He said, "What this legislation does is say to me and my team that we don’t have the authority to keep our [officers] focused on criminals. If all the sudden I have a police officer who decides 'I’m going to go play ICE agent all day and harass day laborers at Home Depot,' explain to me, when I lose my authority to tell my officers they can’t do that, how does that enhance public safety? Tell me that with a straight face."

Houston City Councilman Robert Gallegos represented Houston at Tuesday's news conference outside the Capitol, invoking Chief Acevedo's concerns. "Nearly 80 percent of my constituents are Hispanic in District I," he said. "Many are undocumented, or have family and friends who are undocumented. They fear how this law will affect their day-to-day lives."

Austin and Travis County were the first to stand up to Governor Abbott after he threatened to take away criminal justice grant funding from any jurisdiction that did not honor ICE detainers, which he framed as being against the law. Travis County Sheriff Sally Hernandez had announced a new policy after taking office in which she would not honor detainers unless ICE had a warrant, or unless the detainer was for someone accused of homicide, aggravated sexual assault or continuous smuggling.

Even after Abbott followed through on his threat and took more than $1 million in funding from the county, other county officials and the city of Austin still stood behind Sheriff Hernandez. In fact, while visiting with U.S. Attorney General Jeff Sessions in Washington, D.C., Austin Mayor Steve Adler asked Sessions if he believed Austin was a "sanctuary city" and in violation of the law because of Hernandez's policy and Sessions said it was not.

Immigration attorneys the Houston Press has talked to said that any possible legal challenges would likely involve equal protection claims — since they argue Hispanics might be racially profiled and asked about immigration status while other groups wouldn't — as well as legal issues involving Abbott mandating sheriffs honor ICE detainers. A federal court in Illinois issued a court order last fall requiring ICE to obtain warrants before issuing detainer requests, which is in line with Hernandez's policy.

On Tuesday, Mayor Adler blasted Abbott for politicizing public safety in Austin by claiming Travis County's policies and Austin's support for them were jeopardizing safety and keeping criminals on the street.

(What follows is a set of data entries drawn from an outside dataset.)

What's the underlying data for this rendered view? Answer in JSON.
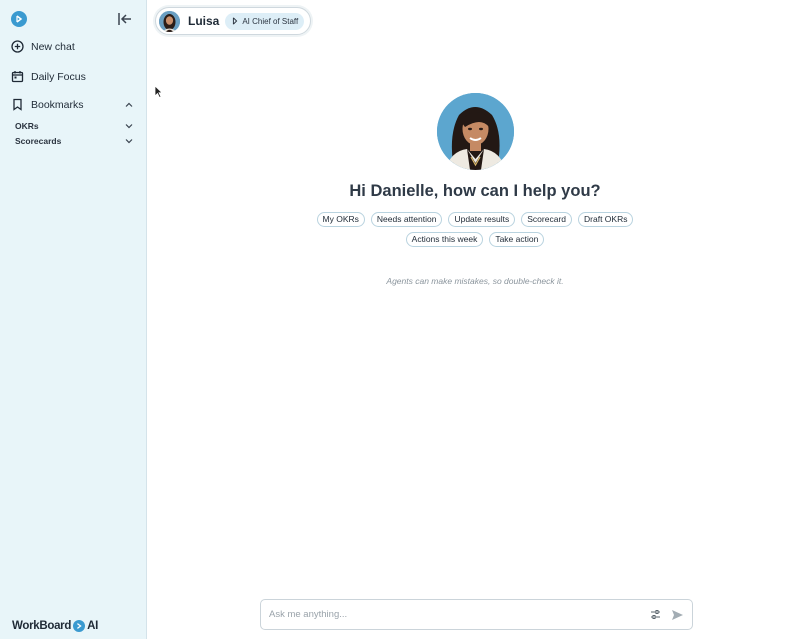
{
  "sidebar": {
    "new_chat": "New chat",
    "daily_focus": "Daily Focus",
    "bookmarks": "Bookmarks",
    "sub_items": [
      {
        "label": "OKRs"
      },
      {
        "label": "Scorecards"
      }
    ],
    "brand": {
      "prefix": "WorkBoard",
      "suffix": "AI"
    }
  },
  "agent": {
    "name": "Luisa",
    "role": "AI Chief of Staff"
  },
  "main": {
    "greeting": "Hi Danielle, how can I help you?",
    "chips_row1": [
      "My OKRs",
      "Needs attention",
      "Update results",
      "Scorecard",
      "Draft OKRs"
    ],
    "chips_row2": [
      "Actions this week",
      "Take action"
    ],
    "disclaimer": "Agents can make mistakes, so double-check it."
  },
  "composer": {
    "placeholder": "Ask me anything...",
    "value": ""
  },
  "colors": {
    "sidebar_bg": "#e8f5f9",
    "accent": "#3a9ad0",
    "chip_border": "#b9d3df"
  }
}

"For five months, public safety in Austin and other cities has been batted around like a political football," he said. Truth is in short supply. This bill began with the suggestion that Austin was violating federal law. That's not true. It begins with a premise that cities like Austin want to keep criminals on our streets. That's not true. It begins with the premise that immigrant communities are less safe and more prone to criminal conduct — and that’s not true. It begins with the premise that federal law has not been meaningfully set, such that states like Texas can go beyond what is required by the federal government, and that's not constitutional.

In closing, he said that officials were looking forward to meeting Governor Abbott in court — where truth, and not politics, would resound.